[WHAT NEEDS TO BE DONE]
Search the data below for "Franz"; list each line that holds it.

[RECORD EXTRACTS]
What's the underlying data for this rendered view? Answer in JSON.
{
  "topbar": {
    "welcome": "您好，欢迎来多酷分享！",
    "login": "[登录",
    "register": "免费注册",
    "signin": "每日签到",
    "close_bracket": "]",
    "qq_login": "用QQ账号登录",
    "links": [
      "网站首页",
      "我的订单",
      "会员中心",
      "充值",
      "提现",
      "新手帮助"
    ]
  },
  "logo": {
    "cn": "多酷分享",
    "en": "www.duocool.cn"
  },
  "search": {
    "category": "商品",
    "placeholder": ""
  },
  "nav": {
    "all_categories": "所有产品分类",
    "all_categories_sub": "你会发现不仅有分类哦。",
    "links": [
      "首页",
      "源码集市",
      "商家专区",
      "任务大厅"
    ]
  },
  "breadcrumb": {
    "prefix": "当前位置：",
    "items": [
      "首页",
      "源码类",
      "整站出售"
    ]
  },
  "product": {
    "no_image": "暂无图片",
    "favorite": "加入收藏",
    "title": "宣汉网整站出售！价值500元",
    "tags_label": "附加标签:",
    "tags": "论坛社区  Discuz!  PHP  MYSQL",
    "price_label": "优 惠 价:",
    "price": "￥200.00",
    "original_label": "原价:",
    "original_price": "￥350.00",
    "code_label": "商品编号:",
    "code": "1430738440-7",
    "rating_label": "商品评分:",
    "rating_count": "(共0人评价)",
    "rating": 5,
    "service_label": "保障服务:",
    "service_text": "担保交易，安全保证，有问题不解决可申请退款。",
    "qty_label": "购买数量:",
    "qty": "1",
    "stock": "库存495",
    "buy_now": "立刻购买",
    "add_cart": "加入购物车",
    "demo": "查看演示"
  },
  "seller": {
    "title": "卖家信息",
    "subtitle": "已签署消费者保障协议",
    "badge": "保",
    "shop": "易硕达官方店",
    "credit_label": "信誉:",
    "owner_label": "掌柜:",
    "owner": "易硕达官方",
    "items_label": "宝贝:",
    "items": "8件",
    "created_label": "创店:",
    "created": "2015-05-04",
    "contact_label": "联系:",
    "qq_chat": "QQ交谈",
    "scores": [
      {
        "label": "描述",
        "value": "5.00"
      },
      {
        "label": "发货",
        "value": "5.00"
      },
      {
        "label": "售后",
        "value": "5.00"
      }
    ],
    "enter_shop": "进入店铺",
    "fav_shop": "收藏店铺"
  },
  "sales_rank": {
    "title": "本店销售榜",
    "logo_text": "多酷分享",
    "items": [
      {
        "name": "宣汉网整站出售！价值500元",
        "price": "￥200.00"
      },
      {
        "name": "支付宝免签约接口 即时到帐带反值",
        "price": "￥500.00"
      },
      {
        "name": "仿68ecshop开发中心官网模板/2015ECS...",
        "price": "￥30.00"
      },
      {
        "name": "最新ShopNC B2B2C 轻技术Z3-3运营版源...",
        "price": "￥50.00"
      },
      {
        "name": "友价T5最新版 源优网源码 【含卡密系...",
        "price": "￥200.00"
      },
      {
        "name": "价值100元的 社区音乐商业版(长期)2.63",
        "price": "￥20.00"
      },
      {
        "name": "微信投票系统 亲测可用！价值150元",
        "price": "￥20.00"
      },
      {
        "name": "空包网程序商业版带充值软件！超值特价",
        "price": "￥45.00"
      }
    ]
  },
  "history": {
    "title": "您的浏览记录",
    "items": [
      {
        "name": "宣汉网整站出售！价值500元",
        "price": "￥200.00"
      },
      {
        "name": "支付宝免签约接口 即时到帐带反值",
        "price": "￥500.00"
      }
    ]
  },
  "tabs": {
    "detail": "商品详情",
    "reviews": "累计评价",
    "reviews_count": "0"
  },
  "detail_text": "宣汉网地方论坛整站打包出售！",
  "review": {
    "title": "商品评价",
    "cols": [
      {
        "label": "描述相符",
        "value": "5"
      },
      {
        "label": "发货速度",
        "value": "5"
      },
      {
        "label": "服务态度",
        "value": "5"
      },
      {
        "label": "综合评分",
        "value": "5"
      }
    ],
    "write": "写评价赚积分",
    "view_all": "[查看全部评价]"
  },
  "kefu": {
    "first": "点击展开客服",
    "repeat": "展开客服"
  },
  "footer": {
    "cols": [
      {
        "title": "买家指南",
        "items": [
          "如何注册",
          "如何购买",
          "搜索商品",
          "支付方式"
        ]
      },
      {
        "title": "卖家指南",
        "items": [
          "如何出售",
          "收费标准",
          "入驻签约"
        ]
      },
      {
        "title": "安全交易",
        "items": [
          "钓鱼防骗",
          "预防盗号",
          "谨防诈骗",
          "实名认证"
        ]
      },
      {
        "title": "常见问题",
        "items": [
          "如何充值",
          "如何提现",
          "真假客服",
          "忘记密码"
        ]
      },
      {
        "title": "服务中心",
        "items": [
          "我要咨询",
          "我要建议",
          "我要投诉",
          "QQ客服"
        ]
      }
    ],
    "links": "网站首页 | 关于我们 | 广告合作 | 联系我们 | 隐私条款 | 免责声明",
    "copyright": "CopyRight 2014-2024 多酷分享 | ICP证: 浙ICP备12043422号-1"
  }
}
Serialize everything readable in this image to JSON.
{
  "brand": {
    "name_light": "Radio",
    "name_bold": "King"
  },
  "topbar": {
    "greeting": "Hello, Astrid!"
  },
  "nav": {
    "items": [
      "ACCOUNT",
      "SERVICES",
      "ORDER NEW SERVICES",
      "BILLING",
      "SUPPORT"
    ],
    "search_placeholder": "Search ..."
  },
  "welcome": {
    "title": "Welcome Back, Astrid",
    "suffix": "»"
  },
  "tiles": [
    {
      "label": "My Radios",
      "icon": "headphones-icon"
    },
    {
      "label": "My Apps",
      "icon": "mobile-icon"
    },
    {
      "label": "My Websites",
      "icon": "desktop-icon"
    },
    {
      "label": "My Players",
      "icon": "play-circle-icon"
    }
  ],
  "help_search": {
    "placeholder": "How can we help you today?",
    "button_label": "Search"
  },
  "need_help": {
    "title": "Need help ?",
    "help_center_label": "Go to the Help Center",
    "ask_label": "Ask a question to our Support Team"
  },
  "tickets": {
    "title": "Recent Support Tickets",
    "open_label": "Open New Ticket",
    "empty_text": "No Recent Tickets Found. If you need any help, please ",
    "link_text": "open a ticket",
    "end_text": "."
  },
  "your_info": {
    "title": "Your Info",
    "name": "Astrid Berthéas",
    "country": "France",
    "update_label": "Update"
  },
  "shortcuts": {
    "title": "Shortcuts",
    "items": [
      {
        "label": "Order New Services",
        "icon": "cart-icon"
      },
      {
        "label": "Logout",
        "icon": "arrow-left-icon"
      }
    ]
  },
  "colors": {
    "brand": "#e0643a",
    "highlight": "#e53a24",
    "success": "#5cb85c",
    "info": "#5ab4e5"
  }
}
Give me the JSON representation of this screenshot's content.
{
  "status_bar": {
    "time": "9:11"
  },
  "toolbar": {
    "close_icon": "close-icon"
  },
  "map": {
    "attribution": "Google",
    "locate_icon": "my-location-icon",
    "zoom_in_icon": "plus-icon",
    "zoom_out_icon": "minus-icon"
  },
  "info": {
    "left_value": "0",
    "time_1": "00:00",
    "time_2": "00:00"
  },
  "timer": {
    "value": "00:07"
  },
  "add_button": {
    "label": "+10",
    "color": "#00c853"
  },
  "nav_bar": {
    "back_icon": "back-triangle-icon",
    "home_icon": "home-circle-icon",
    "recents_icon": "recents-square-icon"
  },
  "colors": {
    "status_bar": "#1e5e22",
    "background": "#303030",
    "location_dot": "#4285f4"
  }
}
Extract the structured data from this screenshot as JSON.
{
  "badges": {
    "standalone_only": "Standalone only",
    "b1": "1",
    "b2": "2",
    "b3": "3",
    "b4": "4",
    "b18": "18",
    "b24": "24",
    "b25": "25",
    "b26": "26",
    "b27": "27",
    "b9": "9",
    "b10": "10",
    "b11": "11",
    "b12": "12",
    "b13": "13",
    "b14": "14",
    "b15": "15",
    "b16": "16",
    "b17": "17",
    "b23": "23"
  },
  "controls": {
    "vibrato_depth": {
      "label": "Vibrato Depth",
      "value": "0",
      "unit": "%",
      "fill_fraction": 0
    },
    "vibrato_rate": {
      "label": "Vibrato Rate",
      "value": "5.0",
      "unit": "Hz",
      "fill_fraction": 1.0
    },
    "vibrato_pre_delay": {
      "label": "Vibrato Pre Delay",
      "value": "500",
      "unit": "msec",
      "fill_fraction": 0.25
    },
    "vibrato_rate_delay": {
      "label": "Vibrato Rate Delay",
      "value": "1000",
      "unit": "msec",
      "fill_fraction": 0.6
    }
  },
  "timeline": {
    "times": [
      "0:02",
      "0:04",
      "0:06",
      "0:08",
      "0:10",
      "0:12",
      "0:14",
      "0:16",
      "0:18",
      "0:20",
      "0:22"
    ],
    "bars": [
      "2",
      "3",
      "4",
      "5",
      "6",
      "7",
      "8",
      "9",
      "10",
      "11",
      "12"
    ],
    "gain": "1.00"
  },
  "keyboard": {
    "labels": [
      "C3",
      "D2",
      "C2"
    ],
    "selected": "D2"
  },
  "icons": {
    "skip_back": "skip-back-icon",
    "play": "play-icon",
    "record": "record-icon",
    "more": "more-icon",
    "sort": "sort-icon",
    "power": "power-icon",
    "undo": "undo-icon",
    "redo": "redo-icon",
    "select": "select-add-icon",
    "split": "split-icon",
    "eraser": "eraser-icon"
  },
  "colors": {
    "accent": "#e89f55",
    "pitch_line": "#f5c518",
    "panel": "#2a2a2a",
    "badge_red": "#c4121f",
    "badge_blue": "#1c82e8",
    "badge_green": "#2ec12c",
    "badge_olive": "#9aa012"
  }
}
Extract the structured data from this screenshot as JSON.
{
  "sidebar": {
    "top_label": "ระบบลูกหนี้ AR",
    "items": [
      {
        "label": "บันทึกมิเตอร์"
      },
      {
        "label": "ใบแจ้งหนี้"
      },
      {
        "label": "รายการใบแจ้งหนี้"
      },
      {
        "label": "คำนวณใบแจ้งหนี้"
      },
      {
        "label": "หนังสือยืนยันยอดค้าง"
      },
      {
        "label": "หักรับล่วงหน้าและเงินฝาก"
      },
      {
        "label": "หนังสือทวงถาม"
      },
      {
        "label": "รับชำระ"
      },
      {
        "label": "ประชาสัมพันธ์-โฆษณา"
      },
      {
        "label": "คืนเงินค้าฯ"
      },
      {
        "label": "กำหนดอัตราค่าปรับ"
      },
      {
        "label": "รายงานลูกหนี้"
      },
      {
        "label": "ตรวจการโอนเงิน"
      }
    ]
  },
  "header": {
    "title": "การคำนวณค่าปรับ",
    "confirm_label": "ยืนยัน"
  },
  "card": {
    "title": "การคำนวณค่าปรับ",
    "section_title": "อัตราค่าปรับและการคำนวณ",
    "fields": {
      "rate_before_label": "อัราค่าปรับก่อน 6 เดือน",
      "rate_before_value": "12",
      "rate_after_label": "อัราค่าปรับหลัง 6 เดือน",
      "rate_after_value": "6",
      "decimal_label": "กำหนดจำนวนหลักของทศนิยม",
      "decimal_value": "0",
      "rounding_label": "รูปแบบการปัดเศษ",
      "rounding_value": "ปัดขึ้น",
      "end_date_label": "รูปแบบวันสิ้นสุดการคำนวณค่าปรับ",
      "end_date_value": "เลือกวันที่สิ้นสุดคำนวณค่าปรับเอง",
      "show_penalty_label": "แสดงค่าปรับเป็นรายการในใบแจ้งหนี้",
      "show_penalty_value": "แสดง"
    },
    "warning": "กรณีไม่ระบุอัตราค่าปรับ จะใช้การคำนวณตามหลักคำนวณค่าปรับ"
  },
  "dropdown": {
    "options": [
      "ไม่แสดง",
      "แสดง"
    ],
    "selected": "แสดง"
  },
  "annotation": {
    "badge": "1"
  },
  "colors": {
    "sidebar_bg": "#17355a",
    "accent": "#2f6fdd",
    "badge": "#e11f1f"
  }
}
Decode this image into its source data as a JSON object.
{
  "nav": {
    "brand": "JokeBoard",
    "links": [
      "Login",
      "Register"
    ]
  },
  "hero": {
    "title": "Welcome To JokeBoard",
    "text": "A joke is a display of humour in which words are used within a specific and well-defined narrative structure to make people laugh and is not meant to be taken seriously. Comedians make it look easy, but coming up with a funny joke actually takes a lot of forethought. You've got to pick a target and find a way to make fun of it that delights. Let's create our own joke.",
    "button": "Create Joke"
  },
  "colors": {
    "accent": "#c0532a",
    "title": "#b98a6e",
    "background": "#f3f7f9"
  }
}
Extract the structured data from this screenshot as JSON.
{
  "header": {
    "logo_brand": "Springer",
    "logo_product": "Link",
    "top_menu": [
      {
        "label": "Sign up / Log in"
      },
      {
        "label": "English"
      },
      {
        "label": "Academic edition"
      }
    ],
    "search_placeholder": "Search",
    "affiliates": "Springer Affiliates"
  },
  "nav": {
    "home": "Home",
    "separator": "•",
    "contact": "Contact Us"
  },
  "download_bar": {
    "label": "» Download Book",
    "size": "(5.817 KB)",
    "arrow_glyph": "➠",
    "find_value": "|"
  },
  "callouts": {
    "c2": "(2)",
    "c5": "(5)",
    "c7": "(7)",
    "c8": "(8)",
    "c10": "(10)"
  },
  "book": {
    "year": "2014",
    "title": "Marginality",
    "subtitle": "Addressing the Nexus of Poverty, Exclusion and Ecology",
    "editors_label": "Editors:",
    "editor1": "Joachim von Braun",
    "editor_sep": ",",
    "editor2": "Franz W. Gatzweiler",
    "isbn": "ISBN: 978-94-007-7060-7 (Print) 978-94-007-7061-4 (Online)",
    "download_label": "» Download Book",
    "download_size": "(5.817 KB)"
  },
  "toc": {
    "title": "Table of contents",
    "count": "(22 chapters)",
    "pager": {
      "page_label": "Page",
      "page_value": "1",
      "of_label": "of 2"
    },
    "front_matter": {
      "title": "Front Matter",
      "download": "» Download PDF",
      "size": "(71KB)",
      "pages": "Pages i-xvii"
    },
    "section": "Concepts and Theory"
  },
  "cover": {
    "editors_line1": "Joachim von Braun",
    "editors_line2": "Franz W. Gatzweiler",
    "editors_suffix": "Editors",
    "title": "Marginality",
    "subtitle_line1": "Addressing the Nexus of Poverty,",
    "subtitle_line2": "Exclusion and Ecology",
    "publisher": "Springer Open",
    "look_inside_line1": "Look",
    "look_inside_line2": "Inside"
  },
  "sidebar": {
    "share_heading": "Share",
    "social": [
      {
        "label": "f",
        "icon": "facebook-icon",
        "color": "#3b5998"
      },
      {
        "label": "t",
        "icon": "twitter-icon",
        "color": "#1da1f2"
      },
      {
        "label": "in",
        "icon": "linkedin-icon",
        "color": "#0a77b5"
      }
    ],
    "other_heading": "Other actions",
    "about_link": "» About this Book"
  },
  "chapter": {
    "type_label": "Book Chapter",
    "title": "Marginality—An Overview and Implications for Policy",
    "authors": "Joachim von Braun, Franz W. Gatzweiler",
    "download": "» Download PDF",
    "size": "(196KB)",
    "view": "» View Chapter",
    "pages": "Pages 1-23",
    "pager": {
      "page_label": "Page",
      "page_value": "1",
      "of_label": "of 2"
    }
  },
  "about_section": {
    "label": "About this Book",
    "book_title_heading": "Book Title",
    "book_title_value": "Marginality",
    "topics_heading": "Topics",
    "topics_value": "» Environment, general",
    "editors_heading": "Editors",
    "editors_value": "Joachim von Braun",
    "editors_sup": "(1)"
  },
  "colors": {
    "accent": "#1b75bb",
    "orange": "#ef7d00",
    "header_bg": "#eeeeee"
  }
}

[RESULT OF THE TASK]
    "editor2": "Franz W. Gatzweiler",
    "editors_line2": "Franz W. Gatzweiler",
    "authors": "Joachim von Braun, Franz W. Gatzweiler",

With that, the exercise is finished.